"I'm getting older, I'm getting bolder./ Yeah, I'm aging, but I'm still raging./ I've had 20 years of cock! I'm never going to stop!" – gay punk rock band Pansy Division.

Michael Carmona performs a singular service in Pansy Division: Life in a Gay Rock Band, his astute examination of a successful queer beachhead launched in the commercially and erotically challenging precincts of punk rock by a plucky and still vastly underrated San Francisco band. Combining intimate, witty interviews with band members past and present, Carmona gets a unique 15-year perspective on a moment when queer musicians were able to engage the rock establishment on their terms, producing a singular body of work that stands up to comparison with that of earlier straight-boy punkers like The Ramones.
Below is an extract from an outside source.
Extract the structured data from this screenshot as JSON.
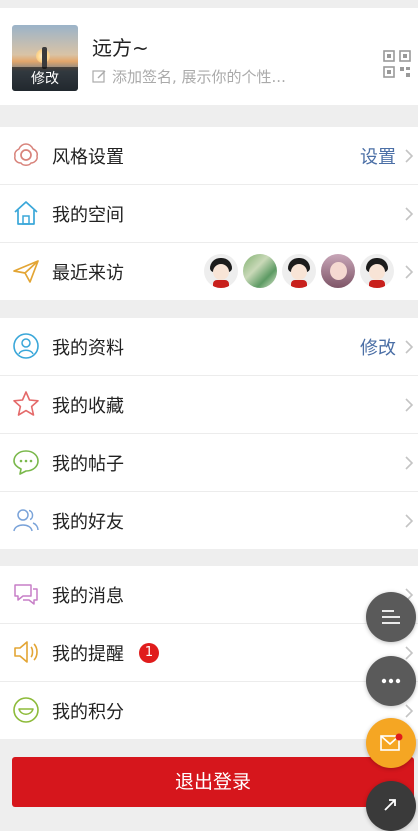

Carmona's access to the band's archives demonstrates how, as their lyrics got saucier and bolder, the band managed to make an evolution in their musicianship, stage-showmanship that allowed them to be one of the few queer music groups to make the leap from underground audacity to acceptance within the ranks of punk rock's upper echelon. As Carmona demonstrates, Pansy Division's great breakthrough occurred when they were selected to open on a mid-90s tour for the legendary band Green Day. As band founder Jon Ginoli and longtime bassist Chris Freeman tell it, Green Day proved their own faithfulness to the punk credo by refusing to bump Pansy Division from their tour, even after pressure from uptight macho promoters.

A highlight of the film comes in excerpts from fabled shows where the lanky Freeman takes on some of the band's straight male hecklers. Carmona describes the irony of how Pansy Division's increasing visibility in the rock world, including MTV airplay for their videos, led to a slight downtick in the band's queer fan-base. A marvelous and very funny subplot charts the search for that elusive gay or gay-friendly competent drummer. This film combines edgy, defiant music, a perceptive look behind the corporate music machine, and a penetrating examination of the long journey to mainstream acceptance by the homo-core generation.

Features include a bonus DVD of live performance footage.